An All-University Judicial Board is formed.

The Greek Housing Complex opens. The Complex consists of six buildings each containing 92 living spaces.


May 1964
The College rents the upper two floors of the Marquette Hotel for male students, who paid $8 per week to live in the facilities.

The Board of Regents approves construction of an academic building to house classrooms and a 100-seat theater on the southeast corner of Normal and Pacific streets. (Grauel Building)

The Faculty Senate is formed.


Students talked politics in their dorm rooms and listened to Janis Joplin, the Rolling Stones, Grateful Dead and the Beatles.

The college is approved for loans to build four high-rise dormitories (Towers Complex).

The first outdoor commencement ceremonies are held in spring 1965 at Houck Field.


President Scully is presented with a silver medallion to be worn with the academic robe and passed down to future Southeast presidents.

May 1966
The dress code is changed to allow women to wear slacks and longer shorts downtown and on campus after 4 p.m., except for in Kent Library.

Fall 1966
Cheney Hall is converted from a men’s to a women’s dormitory.

Due to growing enrollment, men were sent to live on the top two floors of the former Marquette Hotel, now Marquette Tower.

Southeast launches its own graduate program after Southeast achieves accreditation from the North Central Association of Colleges and Secondary Schools for its own master’s degree program. This underscores Southeast’s longtime mission of providing a comprehensive, quality education to the residents of southeast Missouri.


Students start sticking their gum to the original “Gum Tree.”

April 1967
Mandatory attendance at baccalaureate ends.

"Towers Complex under construction."


Construction of the towers complex


Kent Library is rededicated following a $3.16 million expansion project


A Regional Crime Laboratory is established on campus.

World Events

Disney releases “101 Dalmatians”.

The first episode of “The Flintstones” airs.

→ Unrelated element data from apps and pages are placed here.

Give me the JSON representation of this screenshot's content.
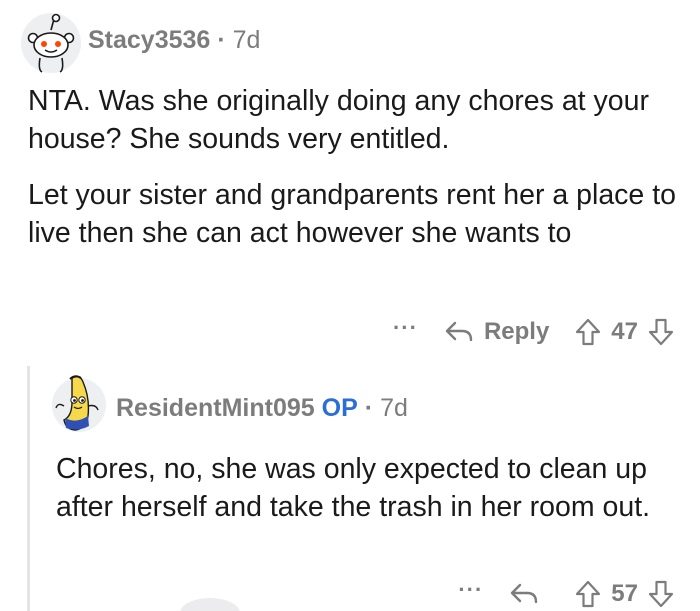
{
  "comment": {
    "username": "Stacy3536",
    "age": "7d",
    "paragraphs": [
      "NTA. Was she originally doing any chores at your house? She sounds very entitled.",
      "Let your sister and grandparents rent her a place to live then she can act however she wants to"
    ],
    "more_label": "···",
    "reply_label": "Reply",
    "vote_count": "47"
  },
  "reply": {
    "username": "ResidentMint095",
    "op_badge": "OP",
    "age": "7d",
    "paragraphs": [
      "Chores, no, she was only expected to clean up after herself and take the trash in her room out."
    ],
    "more_label": "···",
    "vote_count": "57"
  },
  "colors": {
    "meta_gray": "#7c7c7c",
    "op_blue": "#2b6ed6",
    "text": "#1a1a1b",
    "thread_line": "#e4e4e6"
  },
  "icons": [
    "snoo-avatar-icon",
    "banana-avatar-icon",
    "reply-arrow-icon",
    "upvote-arrow-icon",
    "downvote-arrow-icon",
    "more-options-icon"
  ]
}
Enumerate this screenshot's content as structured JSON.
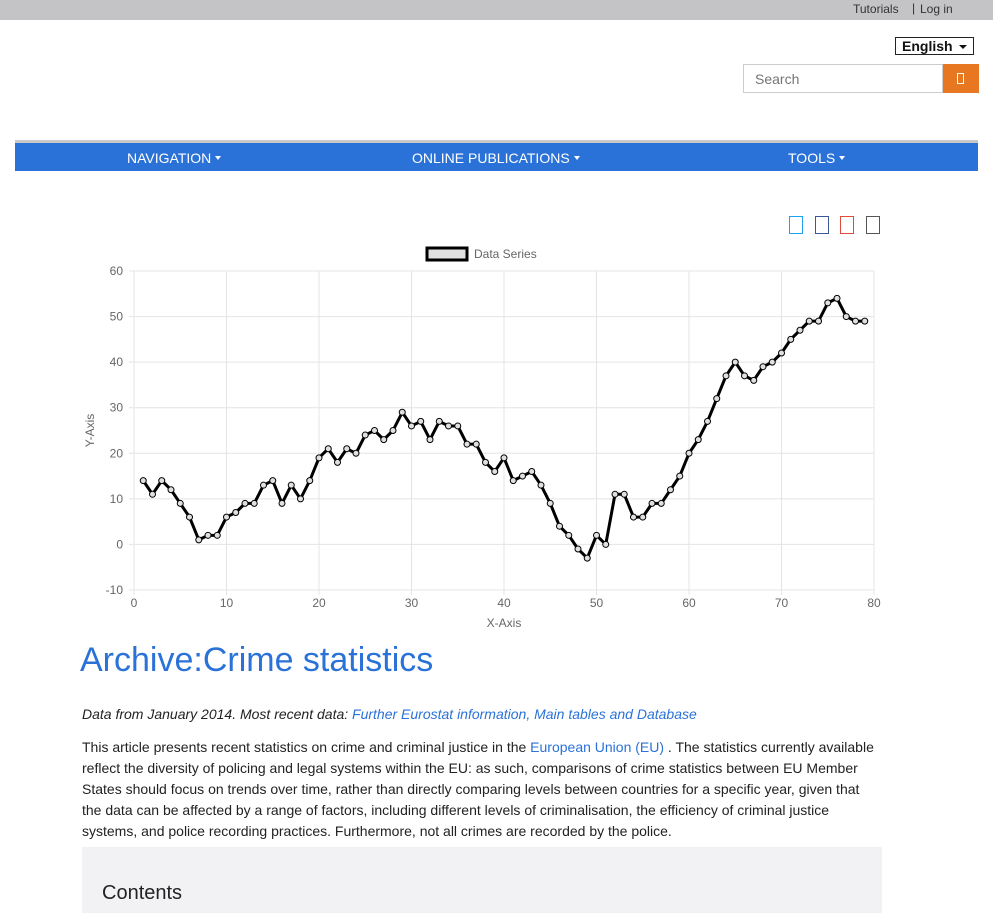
{
  "topbar": {
    "tutorials": "Tutorials",
    "separator": "|",
    "login": "Log in"
  },
  "language": {
    "selected": "English"
  },
  "search": {
    "placeholder": "Search",
    "button_icon": "search-icon"
  },
  "nav": {
    "items": [
      {
        "label": "NAVIGATION"
      },
      {
        "label": "ONLINE PUBLICATIONS"
      },
      {
        "label": "TOOLS"
      }
    ]
  },
  "share_icons": [
    {
      "icon": "twitter-icon",
      "color": "#1da1f2"
    },
    {
      "icon": "facebook-icon",
      "color": "#3b5998"
    },
    {
      "icon": "googleplus-icon",
      "color": "#dd4b39"
    },
    {
      "icon": "linkedin-icon",
      "color": "#555555"
    }
  ],
  "chart_data": {
    "type": "line",
    "legend": [
      "Data Series"
    ],
    "legend_position": "top",
    "xlabel": "X-Axis",
    "ylabel": "Y-Axis",
    "xlim": [
      0,
      80
    ],
    "ylim": [
      -10,
      60
    ],
    "xticks": [
      0,
      10,
      20,
      30,
      40,
      50,
      60,
      70,
      80
    ],
    "yticks": [
      -10,
      0,
      10,
      20,
      30,
      40,
      50,
      60
    ],
    "grid": true,
    "series": [
      {
        "name": "Data Series",
        "color": "#000000",
        "x": [
          1,
          2,
          3,
          4,
          5,
          6,
          7,
          8,
          9,
          10,
          11,
          12,
          13,
          14,
          15,
          16,
          17,
          18,
          19,
          20,
          21,
          22,
          23,
          24,
          25,
          26,
          27,
          28,
          29,
          30,
          31,
          32,
          33,
          34,
          35,
          36,
          37,
          38,
          39,
          40,
          41,
          42,
          43,
          44,
          45,
          46,
          47,
          48,
          49,
          50,
          51,
          52,
          53,
          54,
          55,
          56,
          57,
          58,
          59,
          60,
          61,
          62,
          63,
          64,
          65,
          66,
          67,
          68,
          69,
          70,
          71,
          72,
          73,
          74,
          75,
          76,
          77,
          78,
          79
        ],
        "y": [
          14,
          11,
          14,
          12,
          9,
          6,
          1,
          2,
          2,
          6,
          7,
          9,
          9,
          13,
          14,
          9,
          13,
          10,
          14,
          19,
          21,
          18,
          21,
          20,
          24,
          25,
          23,
          25,
          29,
          26,
          27,
          23,
          27,
          26,
          26,
          22,
          22,
          18,
          16,
          19,
          14,
          15,
          16,
          13,
          9,
          4,
          2,
          -1,
          -3,
          2,
          0,
          11,
          11,
          6,
          6,
          9,
          9,
          12,
          15,
          20,
          23,
          27,
          32,
          37,
          40,
          37,
          36,
          39,
          40,
          42,
          45,
          47,
          49,
          49,
          53,
          54,
          50,
          49,
          49
        ]
      }
    ]
  },
  "article": {
    "title": "Archive:Crime statistics",
    "note_prefix": "Data from January 2014. Most recent data: ",
    "note_link": "Further Eurostat information, Main tables and Database",
    "para_1": "This article presents recent statistics on crime and criminal justice in the ",
    "para_link": "European Union (EU)",
    "para_2": "     . The statistics currently available reflect the diversity of policing and legal systems within the EU: as such, comparisons of crime statistics between EU Member States should focus on trends over time, rather than directly comparing levels between countries for a specific year, given that the data can be affected by a range of factors, including different levels of criminalisation, the efficiency of criminal justice systems, and police recording practices. Furthermore, not all crimes are recorded by the police."
  },
  "toc": {
    "heading": "Contents"
  }
}
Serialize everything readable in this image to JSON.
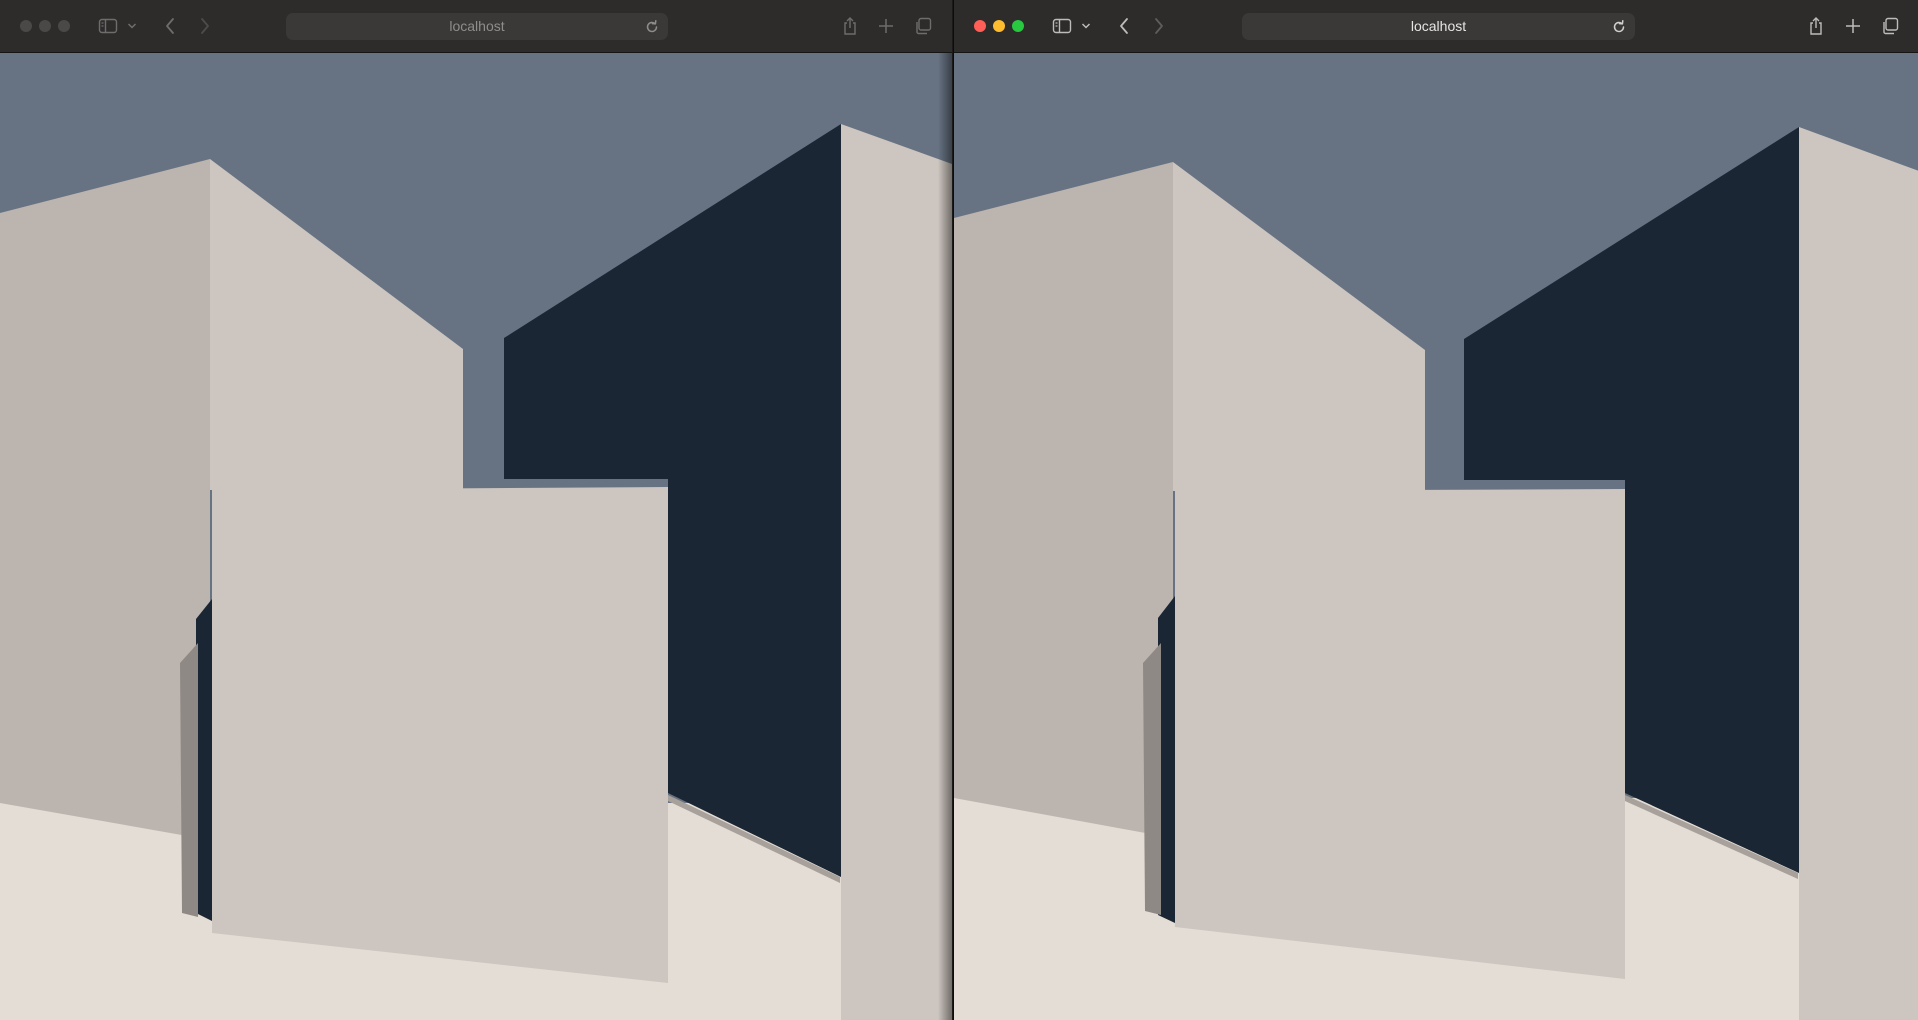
{
  "windows": [
    {
      "id": "left",
      "focused": false,
      "url": "localhost"
    },
    {
      "id": "right",
      "focused": true,
      "url": "localhost"
    }
  ],
  "colors": {
    "sky": "#677383",
    "dark_wall": "#1a2633",
    "wall_light": "#cdc5bf",
    "wall_shadow": "#bcb4ae",
    "floor": "#e4ddd5",
    "traffic_close": "#ff5f57",
    "traffic_min": "#febc2e",
    "traffic_max": "#28c840",
    "traffic_inactive": "#4a4948"
  }
}
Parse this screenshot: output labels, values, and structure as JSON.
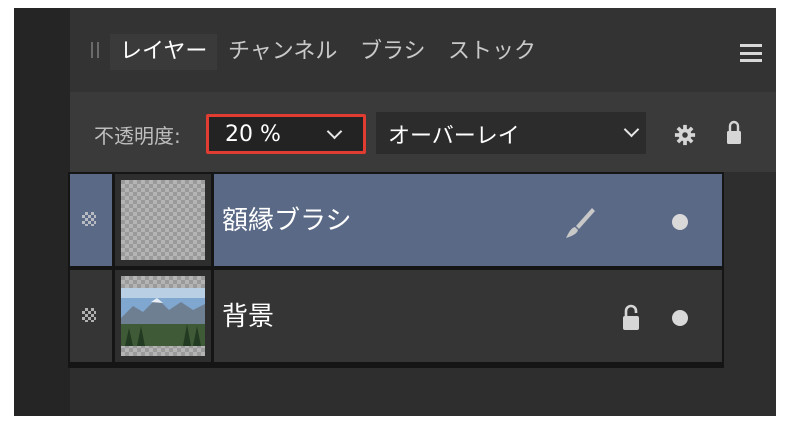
{
  "tabs": [
    {
      "label": "レイヤー",
      "active": true
    },
    {
      "label": "チャンネル",
      "active": false
    },
    {
      "label": "ブラシ",
      "active": false
    },
    {
      "label": "ストック",
      "active": false
    }
  ],
  "options": {
    "opacity_label": "不透明度:",
    "opacity_value": "20 %",
    "blend_mode": "オーバーレイ"
  },
  "layers": [
    {
      "name": "額縁ブラシ",
      "selected": true
    },
    {
      "name": "背景",
      "selected": false
    }
  ],
  "icons": [
    "panel-grip-icon",
    "menu-icon",
    "chevron-down-icon",
    "gear-icon",
    "lock-icon",
    "brush-icon",
    "visibility-dot-icon",
    "dither-icon"
  ],
  "colors": {
    "highlight_border": "#e03c31",
    "selected_layer": "#5a6a86"
  }
}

The Beatles form in Liverpool.

John F. Kennedy is inaugurated as president of the United States.

Marvel’s Incredible Hulk superhero makes his first appearance.

Spider-Man makes his first appearance in comics in Marvel’s “Amazing Fantasy” #15.

Marilyn Monroe dies.

Pope John XXIII opens the Second Vatican Council.

The Beatles release their first record, “Please Please Me”.

Participants in the March on Washington for Jobs and Freedom march from the Washington Monument to the Lincoln Memorial.

Dr. Martin Luther King Jr. delivers his “I Have a Dream” speech at the March on Washington for Jobs and Freedom.

On Nov. 22, President John F. Kennedy is assassinated.

The Beatles make their first visit to the United States.

The Civil Rights Act abolishes segregation in the United States.

Disney releases “Mary Poppins”.

Winston Churchill dies.

Malcom X dies.

The Voting Rights Act of 1965, which prohibits racial discrimination in voting, is signed in law by U.S. President Lyndon B. Johnson. It protected voting rights for racial minorities across the country.

A German computer scientist at MIT, Joseph Weizenbaum, completes ELIZA, the first ever chatbot.

Walt Disney dies.

The “Summer of Love” in which about 100,000 young people in hippie attire converge near San Francisco.

The Beatles release their album, “Sgt. Pepper’s Lonely Hearts Club Band”.

“Mr. Rogers’ Neighborhood” debuts on National Education Television.

Martin Luther King Jr. is assassinated.

Robert F. Kennedy is assassinated.

Richard Nixon is inaugurated as president of the United States.

The first manned mission to the moon is recorded.

The Woodstock festival is held in Bethel, New York, drawing more than 400,000.

The first episode of “Sesame Street” debuts.